» EXTRACTED DATA
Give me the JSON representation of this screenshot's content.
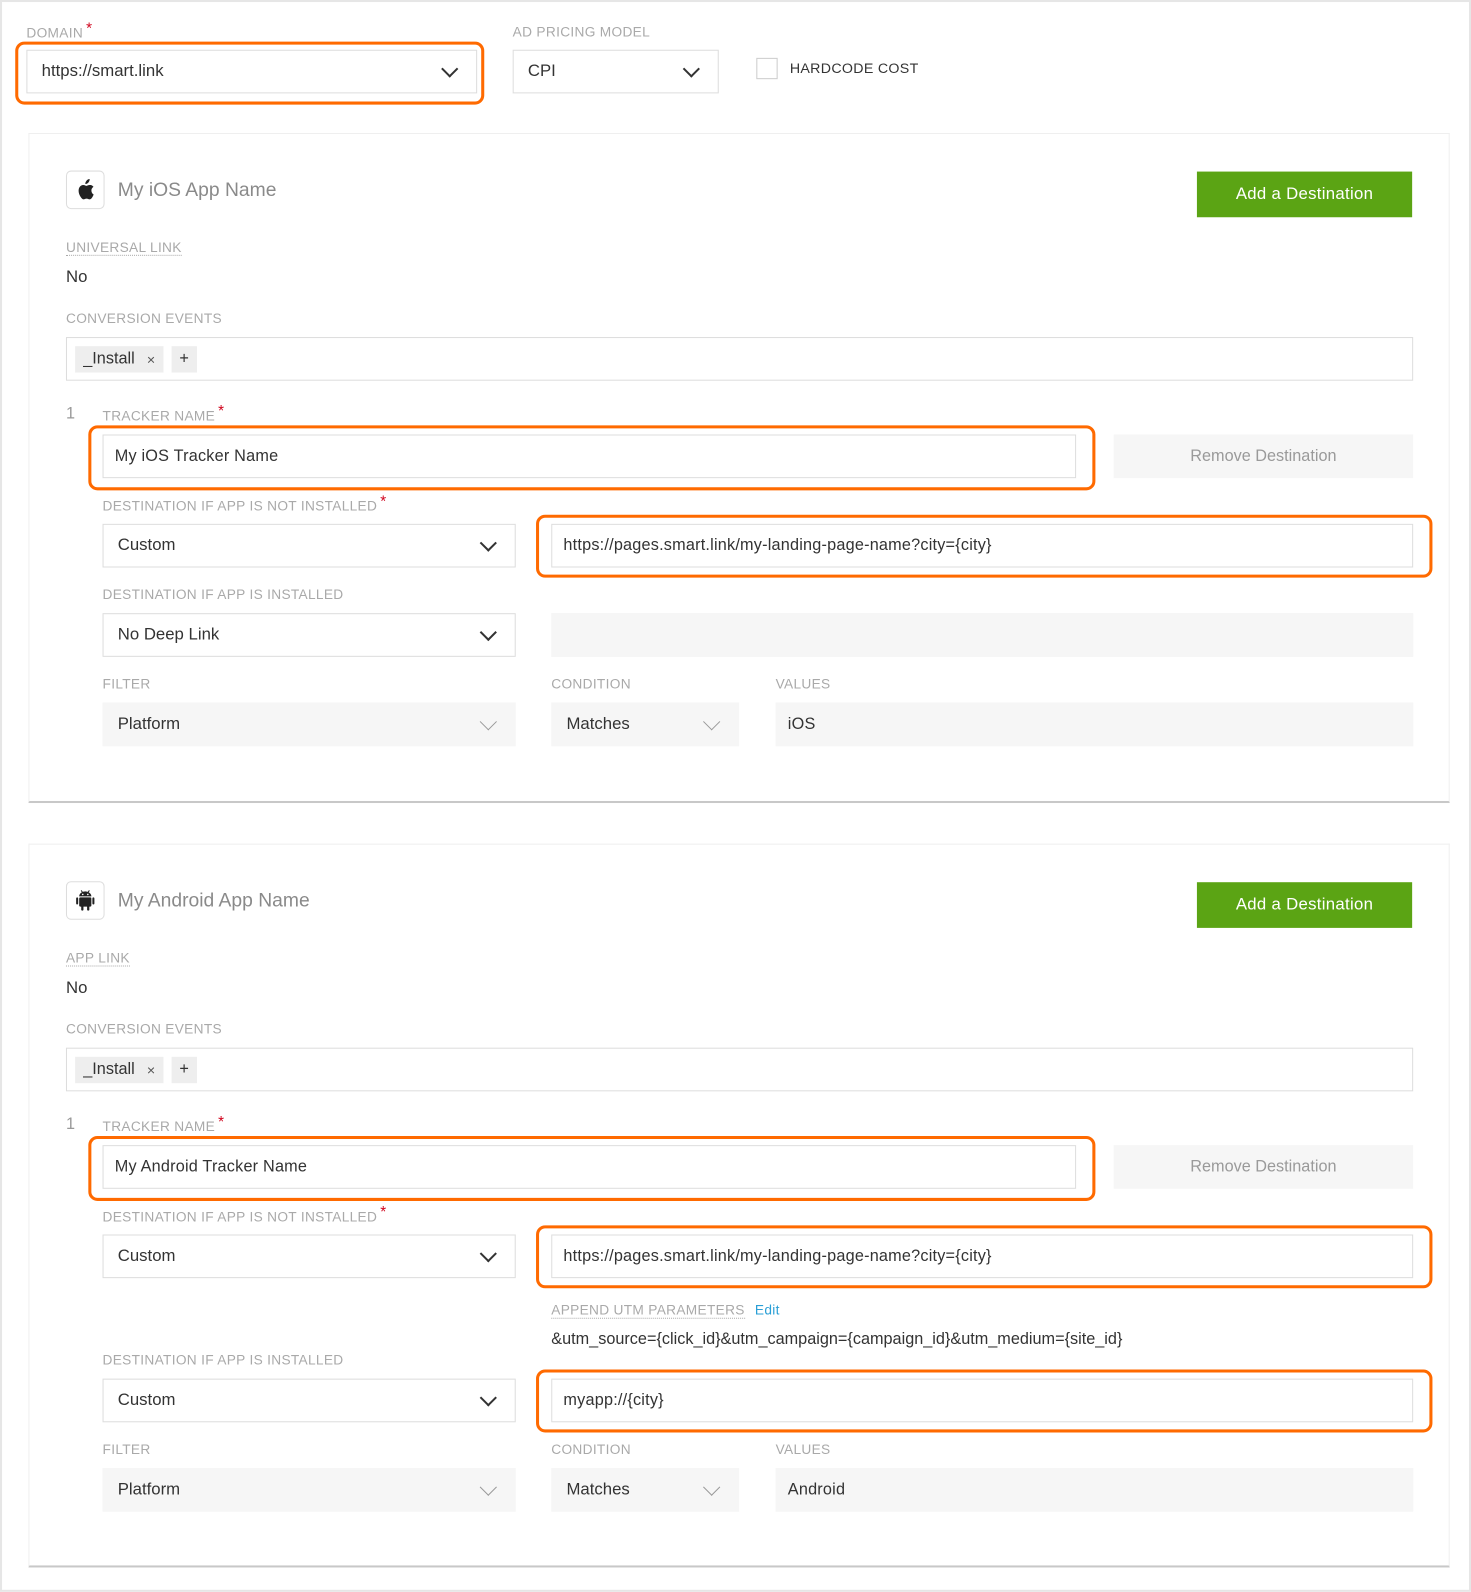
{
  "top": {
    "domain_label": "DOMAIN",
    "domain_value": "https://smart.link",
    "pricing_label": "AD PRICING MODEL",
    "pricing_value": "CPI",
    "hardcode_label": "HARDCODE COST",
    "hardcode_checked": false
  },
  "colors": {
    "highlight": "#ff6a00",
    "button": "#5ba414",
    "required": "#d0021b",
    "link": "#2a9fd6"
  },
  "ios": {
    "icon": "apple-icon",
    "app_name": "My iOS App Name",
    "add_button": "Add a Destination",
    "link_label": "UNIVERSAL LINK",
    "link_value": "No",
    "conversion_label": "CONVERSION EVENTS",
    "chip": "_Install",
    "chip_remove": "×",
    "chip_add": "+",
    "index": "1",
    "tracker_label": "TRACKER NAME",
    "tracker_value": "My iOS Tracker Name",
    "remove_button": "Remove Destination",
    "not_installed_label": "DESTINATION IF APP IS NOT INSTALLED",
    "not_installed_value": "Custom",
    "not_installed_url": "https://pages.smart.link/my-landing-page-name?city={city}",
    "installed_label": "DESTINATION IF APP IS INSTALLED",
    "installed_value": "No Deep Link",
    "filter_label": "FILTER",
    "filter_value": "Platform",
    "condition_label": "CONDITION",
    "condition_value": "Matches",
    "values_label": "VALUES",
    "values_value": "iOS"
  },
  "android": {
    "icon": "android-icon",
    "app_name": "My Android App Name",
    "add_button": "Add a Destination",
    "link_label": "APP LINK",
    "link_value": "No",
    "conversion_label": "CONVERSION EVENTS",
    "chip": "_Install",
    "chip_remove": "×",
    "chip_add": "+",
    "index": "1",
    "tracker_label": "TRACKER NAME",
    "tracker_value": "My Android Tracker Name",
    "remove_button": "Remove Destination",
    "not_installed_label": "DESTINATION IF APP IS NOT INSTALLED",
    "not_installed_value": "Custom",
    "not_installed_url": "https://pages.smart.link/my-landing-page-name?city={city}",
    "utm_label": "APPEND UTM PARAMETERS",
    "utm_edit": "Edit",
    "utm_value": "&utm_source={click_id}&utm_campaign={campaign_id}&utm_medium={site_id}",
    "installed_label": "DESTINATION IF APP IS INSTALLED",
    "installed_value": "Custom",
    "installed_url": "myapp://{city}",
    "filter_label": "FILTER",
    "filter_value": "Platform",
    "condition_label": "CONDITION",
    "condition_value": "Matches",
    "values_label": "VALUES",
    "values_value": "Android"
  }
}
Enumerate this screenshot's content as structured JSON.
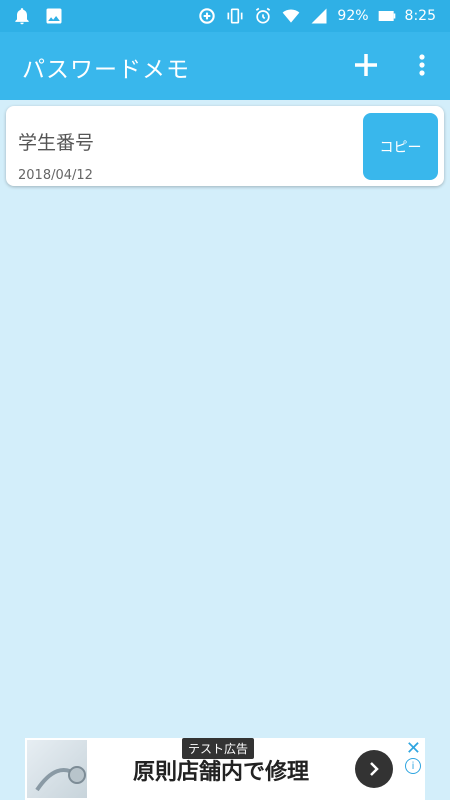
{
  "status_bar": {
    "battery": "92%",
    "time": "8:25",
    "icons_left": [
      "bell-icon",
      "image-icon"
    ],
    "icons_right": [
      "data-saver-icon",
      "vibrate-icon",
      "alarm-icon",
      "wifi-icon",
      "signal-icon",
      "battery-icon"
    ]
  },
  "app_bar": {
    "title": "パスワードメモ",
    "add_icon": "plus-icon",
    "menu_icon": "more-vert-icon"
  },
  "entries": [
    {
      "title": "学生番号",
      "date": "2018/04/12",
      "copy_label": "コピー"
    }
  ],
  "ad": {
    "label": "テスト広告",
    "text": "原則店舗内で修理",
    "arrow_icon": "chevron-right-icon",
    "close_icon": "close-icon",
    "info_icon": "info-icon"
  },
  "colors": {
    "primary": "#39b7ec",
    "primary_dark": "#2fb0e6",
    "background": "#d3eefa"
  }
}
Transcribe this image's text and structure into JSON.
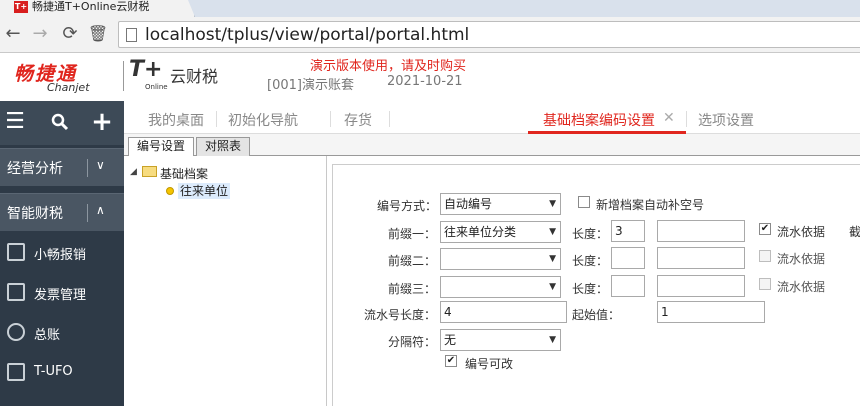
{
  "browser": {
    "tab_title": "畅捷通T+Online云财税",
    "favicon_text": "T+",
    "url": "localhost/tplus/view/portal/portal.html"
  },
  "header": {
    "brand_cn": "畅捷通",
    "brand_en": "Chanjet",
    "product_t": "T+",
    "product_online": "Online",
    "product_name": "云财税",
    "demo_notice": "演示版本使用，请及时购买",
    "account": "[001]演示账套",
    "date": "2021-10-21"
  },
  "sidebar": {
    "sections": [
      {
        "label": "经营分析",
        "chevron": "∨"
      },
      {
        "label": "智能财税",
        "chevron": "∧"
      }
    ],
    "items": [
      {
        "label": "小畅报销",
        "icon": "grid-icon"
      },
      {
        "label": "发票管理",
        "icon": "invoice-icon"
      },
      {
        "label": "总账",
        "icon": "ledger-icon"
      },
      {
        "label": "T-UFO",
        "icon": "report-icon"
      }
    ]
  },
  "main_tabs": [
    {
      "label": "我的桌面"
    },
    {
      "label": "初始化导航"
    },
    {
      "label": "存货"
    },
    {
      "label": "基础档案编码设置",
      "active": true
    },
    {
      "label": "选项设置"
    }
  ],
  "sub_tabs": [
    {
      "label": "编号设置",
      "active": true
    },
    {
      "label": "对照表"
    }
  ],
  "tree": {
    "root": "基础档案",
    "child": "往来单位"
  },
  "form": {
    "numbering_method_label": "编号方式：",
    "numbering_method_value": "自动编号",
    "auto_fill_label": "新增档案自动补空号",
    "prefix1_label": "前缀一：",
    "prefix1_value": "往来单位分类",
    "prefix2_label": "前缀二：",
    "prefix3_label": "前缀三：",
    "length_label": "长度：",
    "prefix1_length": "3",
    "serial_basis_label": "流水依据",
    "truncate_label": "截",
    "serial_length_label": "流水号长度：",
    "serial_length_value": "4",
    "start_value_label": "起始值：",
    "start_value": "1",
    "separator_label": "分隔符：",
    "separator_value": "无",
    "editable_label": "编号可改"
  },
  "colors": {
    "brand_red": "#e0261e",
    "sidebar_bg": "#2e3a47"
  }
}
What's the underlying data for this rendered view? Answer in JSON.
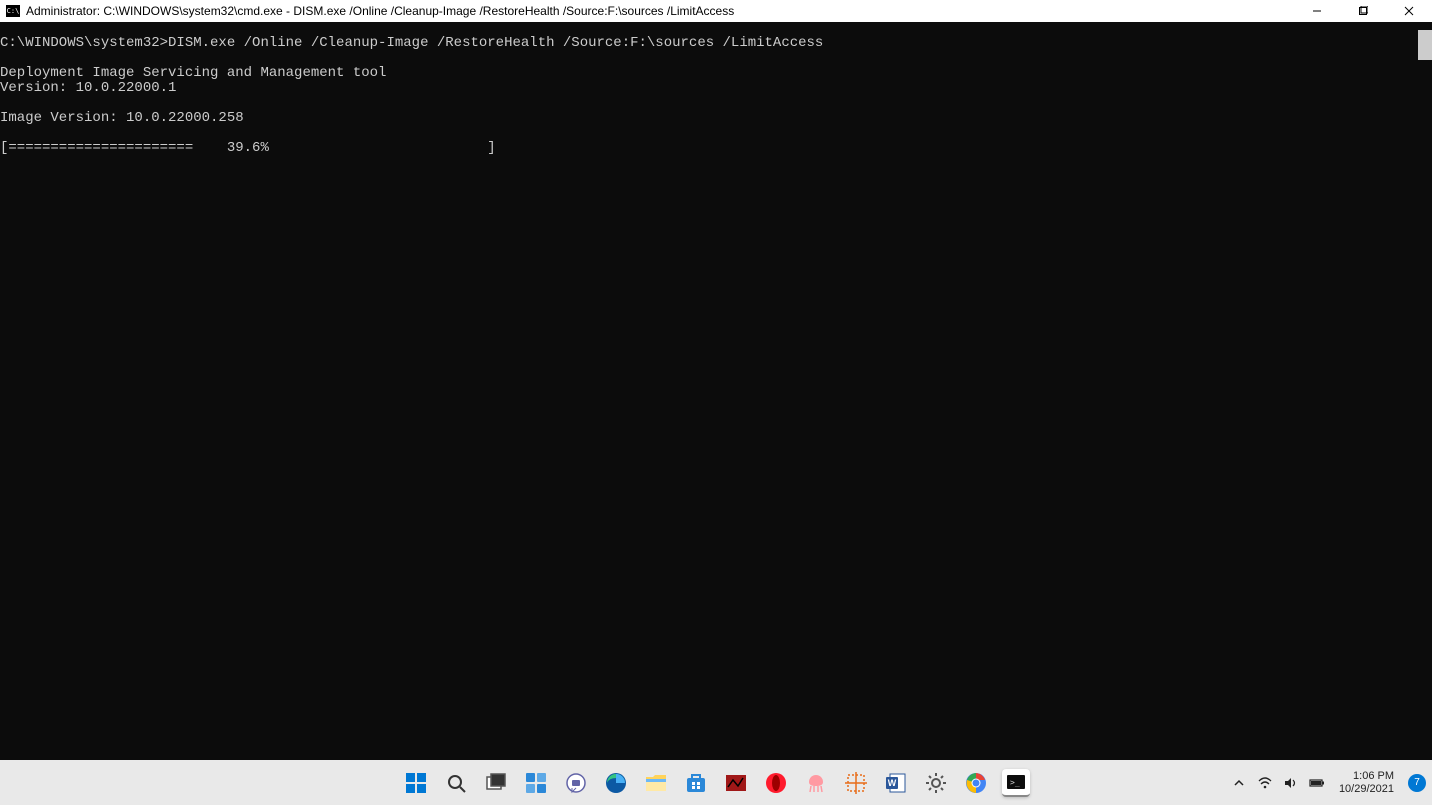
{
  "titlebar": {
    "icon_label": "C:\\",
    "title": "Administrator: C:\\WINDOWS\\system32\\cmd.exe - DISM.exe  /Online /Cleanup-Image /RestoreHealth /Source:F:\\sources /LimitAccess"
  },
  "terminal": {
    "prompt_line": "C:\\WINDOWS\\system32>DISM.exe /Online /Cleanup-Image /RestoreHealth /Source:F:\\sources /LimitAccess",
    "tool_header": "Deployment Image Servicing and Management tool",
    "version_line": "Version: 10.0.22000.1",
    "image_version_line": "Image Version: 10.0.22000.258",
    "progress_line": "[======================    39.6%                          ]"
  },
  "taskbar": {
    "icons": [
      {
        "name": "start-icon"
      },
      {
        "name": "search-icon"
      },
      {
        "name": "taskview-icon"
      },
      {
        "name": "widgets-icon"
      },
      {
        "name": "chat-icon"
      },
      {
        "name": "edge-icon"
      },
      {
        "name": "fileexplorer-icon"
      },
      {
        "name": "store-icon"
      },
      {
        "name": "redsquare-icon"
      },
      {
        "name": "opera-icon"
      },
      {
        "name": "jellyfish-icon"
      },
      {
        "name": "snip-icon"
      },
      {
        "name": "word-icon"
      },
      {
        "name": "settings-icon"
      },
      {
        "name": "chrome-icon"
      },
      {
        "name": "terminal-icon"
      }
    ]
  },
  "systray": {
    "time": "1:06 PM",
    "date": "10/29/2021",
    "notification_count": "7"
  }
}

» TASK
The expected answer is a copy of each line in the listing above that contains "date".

» WRITTEN SOLUTION
      "date": "2018/04/12",
    "date": "2021-10-21"
    "date": "10/29/2021",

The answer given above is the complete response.